To the legions of Western eco-tourists who descend on Morocco every year, the souk symbolizes a way of life distant from the ills of the modern food economy. If the supermarket, with its packaged goods and processed foods symbolizes the evils of the 'food-industrial complex', the souk epitomizes 'organic': produce is piled in haphazard pyramids, as if thrown there by the farmhands who picked it. Many fruits and vegetables are speckled with clods of dirt, too 'organic' to be cleaned before sale. However, these appearances are deceiving. Despite the quaintness and charm of the souk, Morocco is far from an 'eco-gastronomy' paradise.
In a recent article on the Morocco Board News Service, Matt Schumann asks just how organic Morocco's agriculture actually is.

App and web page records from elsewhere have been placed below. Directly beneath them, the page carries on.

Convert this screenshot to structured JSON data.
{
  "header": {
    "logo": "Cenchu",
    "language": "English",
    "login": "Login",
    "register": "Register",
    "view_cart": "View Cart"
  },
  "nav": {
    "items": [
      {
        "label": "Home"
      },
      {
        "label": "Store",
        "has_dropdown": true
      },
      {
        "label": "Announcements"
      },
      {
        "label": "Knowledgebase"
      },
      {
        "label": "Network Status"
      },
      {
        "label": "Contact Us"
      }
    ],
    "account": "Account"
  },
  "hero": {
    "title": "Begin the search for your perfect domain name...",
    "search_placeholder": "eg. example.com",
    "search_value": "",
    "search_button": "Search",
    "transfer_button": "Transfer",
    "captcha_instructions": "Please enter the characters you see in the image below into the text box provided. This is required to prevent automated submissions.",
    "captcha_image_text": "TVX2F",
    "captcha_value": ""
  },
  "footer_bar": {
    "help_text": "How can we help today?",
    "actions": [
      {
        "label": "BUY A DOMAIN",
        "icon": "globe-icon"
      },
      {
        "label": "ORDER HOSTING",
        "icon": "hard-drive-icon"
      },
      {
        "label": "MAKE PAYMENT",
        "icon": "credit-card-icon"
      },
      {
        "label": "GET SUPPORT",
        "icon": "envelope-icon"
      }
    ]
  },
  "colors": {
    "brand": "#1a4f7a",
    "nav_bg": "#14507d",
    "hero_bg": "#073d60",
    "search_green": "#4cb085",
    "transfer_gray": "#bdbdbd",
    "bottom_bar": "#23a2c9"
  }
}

According to the most recent data from the World Resources Institute, the area of Morocco's cropland totals around 9,445,000 hectares, slightly less than that of California. In 2006, only 5,955 hectares were devoted to certified organic farming. More than half of these are devoted to Argan oil production which, unlike other agriculture, occurs spontaneously. Compare this with California which devoted nearly 175,000 hectares of cropland to organic farming in 2007

What has prevented Morocco from taking advantage of this potential economic growth?

Alaoui writes that organic farming not high on the government's economic agenda. Though agricultural development is a national priority, such efforts focus on increasing crop yields and water conservation. The former can encourage decidedly un-organic practices, like increased fertilizer use, and while expanding organic farming could reduce overall water consumption, there are other less resource and labor intense ways of doing so.

Additionally, Morocco has neither national standards for organic farming nor any means to certify its organic farms. Setting up a national certification system would take time and money. Guaranteeing its veracity would require significant oversight. Yet these costs are necessary if Morocco hopes to profit from its organic potential. It is the lack of such a certification system that makes it impossible for Morocco's already fledgling organic farms to export their produce to Europe.

See the full story here: Morocco Organic?

1 comment:

tasteofbeirut said...

There is a similar problem in Lebanon, despite the efforts of individuals such as Kamal Mouzawak in his Souk el Tayeb, complying with organic standards is too costly for the small producer, and the government in Lebanon does not help nor subsidize farmers.